"""
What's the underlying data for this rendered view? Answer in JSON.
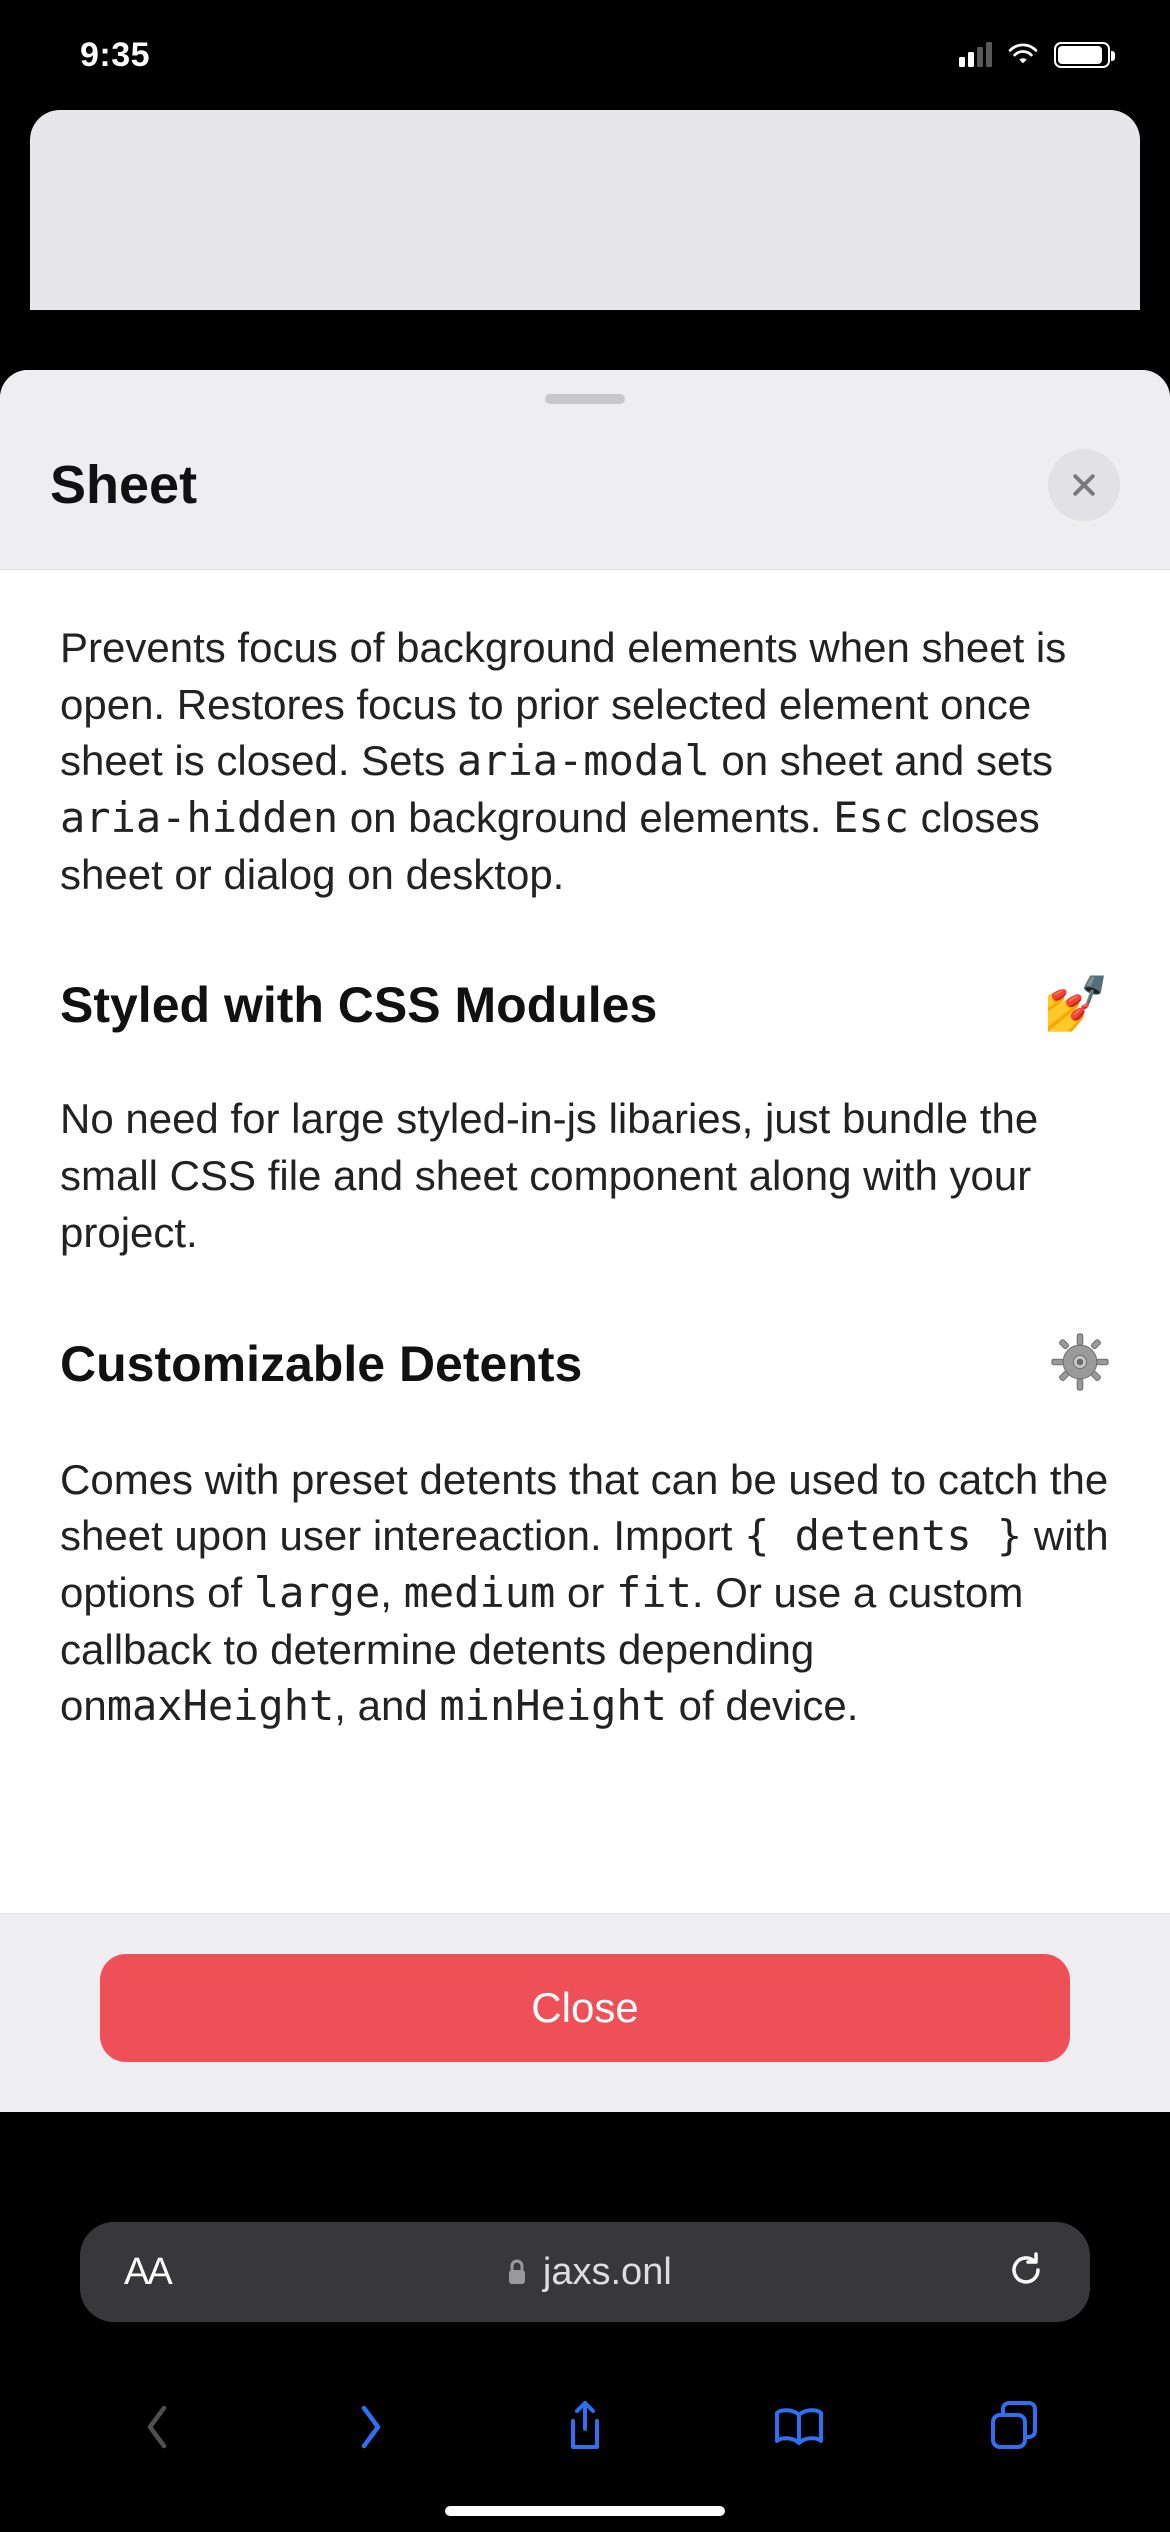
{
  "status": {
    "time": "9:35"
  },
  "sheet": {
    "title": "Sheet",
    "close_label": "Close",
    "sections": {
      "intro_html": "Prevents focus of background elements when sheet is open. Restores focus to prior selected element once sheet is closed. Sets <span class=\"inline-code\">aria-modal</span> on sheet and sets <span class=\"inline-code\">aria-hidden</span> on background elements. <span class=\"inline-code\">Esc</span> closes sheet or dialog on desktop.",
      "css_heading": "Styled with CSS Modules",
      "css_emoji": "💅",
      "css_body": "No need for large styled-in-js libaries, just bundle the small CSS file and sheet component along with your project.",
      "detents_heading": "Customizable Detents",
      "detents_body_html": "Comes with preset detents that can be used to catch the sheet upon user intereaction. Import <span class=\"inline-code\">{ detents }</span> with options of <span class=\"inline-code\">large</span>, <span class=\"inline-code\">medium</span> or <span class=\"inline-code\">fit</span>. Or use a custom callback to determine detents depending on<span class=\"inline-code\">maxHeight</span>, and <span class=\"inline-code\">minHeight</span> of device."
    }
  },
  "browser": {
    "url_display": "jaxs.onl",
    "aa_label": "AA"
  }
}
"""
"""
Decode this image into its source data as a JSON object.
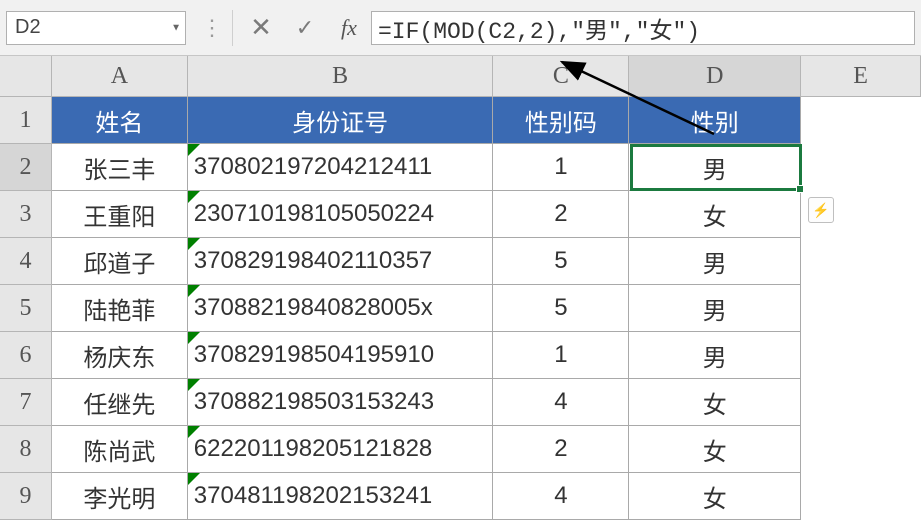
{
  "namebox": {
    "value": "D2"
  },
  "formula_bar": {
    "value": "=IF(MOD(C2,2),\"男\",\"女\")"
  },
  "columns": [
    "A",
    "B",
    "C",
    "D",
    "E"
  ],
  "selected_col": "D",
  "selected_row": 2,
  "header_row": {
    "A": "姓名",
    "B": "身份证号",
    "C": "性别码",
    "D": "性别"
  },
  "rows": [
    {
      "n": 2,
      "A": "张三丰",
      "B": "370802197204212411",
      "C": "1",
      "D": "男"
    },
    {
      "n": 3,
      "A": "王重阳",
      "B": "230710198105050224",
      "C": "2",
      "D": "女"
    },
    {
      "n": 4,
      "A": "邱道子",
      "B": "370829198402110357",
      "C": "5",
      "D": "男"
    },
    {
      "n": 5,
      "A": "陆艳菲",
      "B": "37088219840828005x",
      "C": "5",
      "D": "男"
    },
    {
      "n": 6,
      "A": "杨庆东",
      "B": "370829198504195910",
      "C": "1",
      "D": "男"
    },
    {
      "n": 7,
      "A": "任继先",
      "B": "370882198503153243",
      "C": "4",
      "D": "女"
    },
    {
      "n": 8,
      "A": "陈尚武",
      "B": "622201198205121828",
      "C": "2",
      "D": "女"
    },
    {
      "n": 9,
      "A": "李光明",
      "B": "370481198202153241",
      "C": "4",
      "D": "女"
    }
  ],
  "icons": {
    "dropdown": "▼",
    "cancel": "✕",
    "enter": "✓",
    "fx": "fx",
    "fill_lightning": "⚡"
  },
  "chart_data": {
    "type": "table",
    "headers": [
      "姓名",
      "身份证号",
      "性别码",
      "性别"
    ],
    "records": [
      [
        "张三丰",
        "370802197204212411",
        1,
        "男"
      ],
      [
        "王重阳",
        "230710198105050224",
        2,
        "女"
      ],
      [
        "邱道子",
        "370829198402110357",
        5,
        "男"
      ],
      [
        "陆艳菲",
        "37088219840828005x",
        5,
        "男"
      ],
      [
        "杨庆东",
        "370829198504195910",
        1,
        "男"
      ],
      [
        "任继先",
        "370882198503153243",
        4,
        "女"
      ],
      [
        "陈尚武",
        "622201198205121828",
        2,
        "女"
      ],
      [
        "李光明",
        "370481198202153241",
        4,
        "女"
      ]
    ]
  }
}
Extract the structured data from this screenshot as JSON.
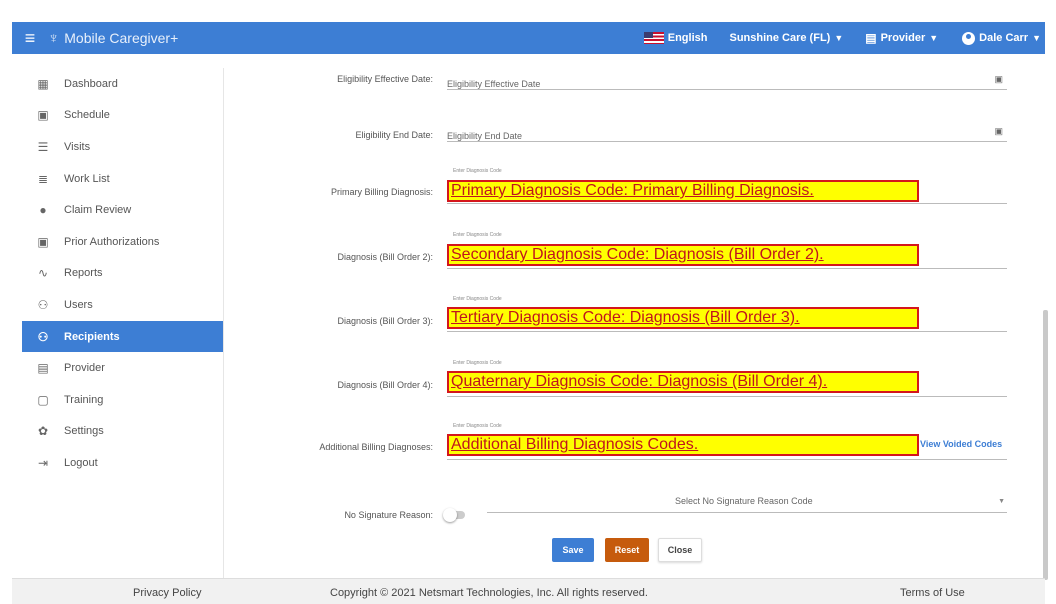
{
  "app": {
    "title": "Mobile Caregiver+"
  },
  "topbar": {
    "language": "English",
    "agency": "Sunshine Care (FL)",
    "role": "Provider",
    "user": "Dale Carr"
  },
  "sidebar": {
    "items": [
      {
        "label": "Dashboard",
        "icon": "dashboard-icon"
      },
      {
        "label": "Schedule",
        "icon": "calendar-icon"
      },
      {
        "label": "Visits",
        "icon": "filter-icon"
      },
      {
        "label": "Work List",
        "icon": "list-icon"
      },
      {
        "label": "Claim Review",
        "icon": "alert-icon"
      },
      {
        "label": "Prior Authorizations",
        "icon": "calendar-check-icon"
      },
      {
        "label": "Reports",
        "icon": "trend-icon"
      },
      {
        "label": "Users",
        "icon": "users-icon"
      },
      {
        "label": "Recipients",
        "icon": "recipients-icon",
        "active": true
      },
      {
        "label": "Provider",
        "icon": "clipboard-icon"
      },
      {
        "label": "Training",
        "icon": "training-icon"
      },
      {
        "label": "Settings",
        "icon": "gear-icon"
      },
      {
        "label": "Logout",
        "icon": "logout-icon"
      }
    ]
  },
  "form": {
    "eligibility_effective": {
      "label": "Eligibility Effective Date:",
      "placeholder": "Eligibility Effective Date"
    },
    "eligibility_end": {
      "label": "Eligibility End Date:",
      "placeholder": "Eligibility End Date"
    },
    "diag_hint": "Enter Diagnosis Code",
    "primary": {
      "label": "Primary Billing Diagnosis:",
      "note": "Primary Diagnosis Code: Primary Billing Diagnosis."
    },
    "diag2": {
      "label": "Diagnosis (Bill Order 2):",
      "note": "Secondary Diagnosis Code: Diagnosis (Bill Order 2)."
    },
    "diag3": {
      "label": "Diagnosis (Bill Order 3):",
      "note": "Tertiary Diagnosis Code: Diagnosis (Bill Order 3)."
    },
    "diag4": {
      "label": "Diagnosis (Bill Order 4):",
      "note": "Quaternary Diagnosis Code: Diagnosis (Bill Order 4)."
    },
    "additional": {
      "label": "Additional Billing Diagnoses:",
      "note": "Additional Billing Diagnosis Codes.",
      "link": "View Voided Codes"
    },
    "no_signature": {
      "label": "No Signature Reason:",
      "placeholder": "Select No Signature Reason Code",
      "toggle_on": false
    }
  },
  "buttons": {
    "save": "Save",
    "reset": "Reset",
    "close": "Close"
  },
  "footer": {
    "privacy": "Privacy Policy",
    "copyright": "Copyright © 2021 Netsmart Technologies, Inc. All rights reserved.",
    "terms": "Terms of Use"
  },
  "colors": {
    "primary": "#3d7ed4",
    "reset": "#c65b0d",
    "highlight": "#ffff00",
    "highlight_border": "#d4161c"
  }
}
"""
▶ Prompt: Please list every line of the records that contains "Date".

▶ Answer below:
      "label": "Eligibility Effective Date:",
      "placeholder": "Eligibility Effective Date"
      "label": "Eligibility End Date:",
      "placeholder": "Eligibility End Date"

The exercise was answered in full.